The word "this" marks the lines to copy; find all of them in the entries below.

Start of Source information

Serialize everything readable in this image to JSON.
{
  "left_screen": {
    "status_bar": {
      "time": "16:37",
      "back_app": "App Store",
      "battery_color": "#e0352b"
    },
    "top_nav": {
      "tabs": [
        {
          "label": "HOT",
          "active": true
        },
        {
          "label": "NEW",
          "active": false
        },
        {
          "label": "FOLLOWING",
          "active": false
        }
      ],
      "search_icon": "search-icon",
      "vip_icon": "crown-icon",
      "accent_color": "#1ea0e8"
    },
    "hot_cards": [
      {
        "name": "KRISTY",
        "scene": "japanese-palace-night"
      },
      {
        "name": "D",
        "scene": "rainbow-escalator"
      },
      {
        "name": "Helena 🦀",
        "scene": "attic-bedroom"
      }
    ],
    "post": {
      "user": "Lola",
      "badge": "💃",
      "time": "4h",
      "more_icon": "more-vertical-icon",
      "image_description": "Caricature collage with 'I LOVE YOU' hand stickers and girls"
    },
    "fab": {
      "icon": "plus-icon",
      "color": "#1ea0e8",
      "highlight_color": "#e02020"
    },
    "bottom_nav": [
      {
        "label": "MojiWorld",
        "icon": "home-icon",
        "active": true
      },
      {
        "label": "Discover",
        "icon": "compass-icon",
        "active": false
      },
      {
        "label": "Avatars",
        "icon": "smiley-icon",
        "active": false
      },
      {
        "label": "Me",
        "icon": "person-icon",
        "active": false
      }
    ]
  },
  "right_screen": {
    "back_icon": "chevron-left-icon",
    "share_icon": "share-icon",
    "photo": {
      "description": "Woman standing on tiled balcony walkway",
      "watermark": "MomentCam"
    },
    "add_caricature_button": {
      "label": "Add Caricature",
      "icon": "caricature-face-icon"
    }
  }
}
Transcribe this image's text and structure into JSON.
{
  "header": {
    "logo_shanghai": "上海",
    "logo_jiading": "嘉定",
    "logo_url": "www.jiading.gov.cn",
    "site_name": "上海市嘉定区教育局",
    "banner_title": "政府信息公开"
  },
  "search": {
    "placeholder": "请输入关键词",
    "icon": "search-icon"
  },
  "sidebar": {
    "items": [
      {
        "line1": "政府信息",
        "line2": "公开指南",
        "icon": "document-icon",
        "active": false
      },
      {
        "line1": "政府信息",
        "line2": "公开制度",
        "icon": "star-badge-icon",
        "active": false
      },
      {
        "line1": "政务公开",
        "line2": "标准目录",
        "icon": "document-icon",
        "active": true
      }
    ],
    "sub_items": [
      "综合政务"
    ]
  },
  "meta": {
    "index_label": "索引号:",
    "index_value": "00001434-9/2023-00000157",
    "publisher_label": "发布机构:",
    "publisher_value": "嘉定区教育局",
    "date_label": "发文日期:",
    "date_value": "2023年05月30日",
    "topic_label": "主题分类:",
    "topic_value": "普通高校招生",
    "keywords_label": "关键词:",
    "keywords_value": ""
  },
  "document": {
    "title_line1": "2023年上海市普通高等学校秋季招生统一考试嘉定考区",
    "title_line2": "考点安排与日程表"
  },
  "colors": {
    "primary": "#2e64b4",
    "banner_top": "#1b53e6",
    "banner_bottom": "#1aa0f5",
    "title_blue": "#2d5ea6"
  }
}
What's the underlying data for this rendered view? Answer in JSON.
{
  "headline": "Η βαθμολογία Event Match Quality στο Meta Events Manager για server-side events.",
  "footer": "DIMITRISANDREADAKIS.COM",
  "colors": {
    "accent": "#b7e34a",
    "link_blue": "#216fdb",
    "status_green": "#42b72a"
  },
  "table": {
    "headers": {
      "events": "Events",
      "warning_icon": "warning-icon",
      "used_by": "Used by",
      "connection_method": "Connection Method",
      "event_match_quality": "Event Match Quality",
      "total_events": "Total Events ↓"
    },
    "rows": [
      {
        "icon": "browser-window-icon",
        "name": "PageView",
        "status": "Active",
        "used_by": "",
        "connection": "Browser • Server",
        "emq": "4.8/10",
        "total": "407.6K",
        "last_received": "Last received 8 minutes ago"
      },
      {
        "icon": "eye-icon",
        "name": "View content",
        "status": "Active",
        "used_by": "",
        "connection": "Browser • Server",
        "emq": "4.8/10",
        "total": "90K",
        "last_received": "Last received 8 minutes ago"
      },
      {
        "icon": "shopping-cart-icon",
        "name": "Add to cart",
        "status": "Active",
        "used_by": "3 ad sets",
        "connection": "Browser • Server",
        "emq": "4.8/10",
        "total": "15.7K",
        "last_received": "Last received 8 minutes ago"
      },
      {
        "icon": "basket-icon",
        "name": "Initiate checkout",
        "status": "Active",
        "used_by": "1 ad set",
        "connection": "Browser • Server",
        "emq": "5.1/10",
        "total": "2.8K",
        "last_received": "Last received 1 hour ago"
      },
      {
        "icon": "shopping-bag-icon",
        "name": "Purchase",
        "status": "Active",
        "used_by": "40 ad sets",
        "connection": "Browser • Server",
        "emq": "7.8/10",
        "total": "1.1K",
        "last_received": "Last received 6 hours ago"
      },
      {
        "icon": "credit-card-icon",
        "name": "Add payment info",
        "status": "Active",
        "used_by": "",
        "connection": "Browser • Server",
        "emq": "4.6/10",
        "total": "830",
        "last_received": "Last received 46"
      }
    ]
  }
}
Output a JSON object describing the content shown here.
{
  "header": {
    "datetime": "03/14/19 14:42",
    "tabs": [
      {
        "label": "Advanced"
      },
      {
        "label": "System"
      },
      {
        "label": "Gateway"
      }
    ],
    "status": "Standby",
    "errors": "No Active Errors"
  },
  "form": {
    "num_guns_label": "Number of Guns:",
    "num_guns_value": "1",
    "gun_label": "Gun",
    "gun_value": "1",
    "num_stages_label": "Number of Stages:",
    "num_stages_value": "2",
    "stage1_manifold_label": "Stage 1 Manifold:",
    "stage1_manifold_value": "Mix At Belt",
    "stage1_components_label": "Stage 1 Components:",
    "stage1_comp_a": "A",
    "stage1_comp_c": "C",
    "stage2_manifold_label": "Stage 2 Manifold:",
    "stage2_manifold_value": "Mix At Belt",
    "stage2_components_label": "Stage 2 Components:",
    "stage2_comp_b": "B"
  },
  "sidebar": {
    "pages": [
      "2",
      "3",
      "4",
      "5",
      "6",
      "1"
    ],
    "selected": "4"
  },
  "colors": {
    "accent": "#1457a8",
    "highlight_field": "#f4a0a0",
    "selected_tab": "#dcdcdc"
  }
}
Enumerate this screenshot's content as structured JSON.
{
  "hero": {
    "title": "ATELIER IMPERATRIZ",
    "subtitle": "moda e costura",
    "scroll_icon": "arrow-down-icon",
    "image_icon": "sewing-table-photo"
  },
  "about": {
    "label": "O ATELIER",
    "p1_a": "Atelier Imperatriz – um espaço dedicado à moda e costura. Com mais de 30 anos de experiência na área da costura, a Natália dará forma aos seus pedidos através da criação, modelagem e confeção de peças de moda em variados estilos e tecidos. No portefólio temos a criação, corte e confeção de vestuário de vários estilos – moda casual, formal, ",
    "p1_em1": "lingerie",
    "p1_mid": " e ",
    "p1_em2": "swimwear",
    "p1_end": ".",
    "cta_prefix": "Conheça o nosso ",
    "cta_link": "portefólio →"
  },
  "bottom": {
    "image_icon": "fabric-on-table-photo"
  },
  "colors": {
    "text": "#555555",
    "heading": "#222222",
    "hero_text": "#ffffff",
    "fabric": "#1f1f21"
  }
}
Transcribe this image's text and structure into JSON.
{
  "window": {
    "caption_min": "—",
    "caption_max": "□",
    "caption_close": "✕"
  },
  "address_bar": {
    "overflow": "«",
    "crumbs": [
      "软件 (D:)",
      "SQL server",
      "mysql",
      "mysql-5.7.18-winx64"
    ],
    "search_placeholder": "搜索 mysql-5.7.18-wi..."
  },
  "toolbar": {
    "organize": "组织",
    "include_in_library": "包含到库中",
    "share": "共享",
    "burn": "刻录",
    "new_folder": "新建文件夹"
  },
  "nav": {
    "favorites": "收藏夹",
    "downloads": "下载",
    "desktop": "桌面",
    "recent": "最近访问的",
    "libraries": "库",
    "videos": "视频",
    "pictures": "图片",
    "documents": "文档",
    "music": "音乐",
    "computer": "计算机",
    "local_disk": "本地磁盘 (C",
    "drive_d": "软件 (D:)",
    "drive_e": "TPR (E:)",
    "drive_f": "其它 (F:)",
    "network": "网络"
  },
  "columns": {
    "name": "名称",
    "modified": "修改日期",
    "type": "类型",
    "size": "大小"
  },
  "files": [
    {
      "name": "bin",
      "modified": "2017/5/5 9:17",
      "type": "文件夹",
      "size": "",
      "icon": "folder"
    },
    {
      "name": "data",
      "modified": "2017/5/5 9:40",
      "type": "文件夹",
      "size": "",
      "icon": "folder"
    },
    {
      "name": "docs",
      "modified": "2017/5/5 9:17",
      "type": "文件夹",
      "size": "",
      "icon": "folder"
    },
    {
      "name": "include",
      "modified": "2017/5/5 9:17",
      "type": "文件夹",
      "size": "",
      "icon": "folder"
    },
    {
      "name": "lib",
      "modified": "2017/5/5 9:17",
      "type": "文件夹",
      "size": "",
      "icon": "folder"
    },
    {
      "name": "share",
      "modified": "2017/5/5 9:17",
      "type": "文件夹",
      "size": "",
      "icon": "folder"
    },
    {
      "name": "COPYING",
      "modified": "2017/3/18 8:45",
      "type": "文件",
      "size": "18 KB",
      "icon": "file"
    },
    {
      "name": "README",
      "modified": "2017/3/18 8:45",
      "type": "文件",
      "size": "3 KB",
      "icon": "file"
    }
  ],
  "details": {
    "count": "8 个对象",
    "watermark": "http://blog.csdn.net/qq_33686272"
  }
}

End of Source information

Reply to the exercise:
Serialize everything readable in this image to JSON.
Transcribe this image's text and structure into JSON.
What's the underlying data for this rendered view? Answer in JSON.
Enumerate this screenshot's content as structured JSON.
Transcribe this image's text and structure into JSON.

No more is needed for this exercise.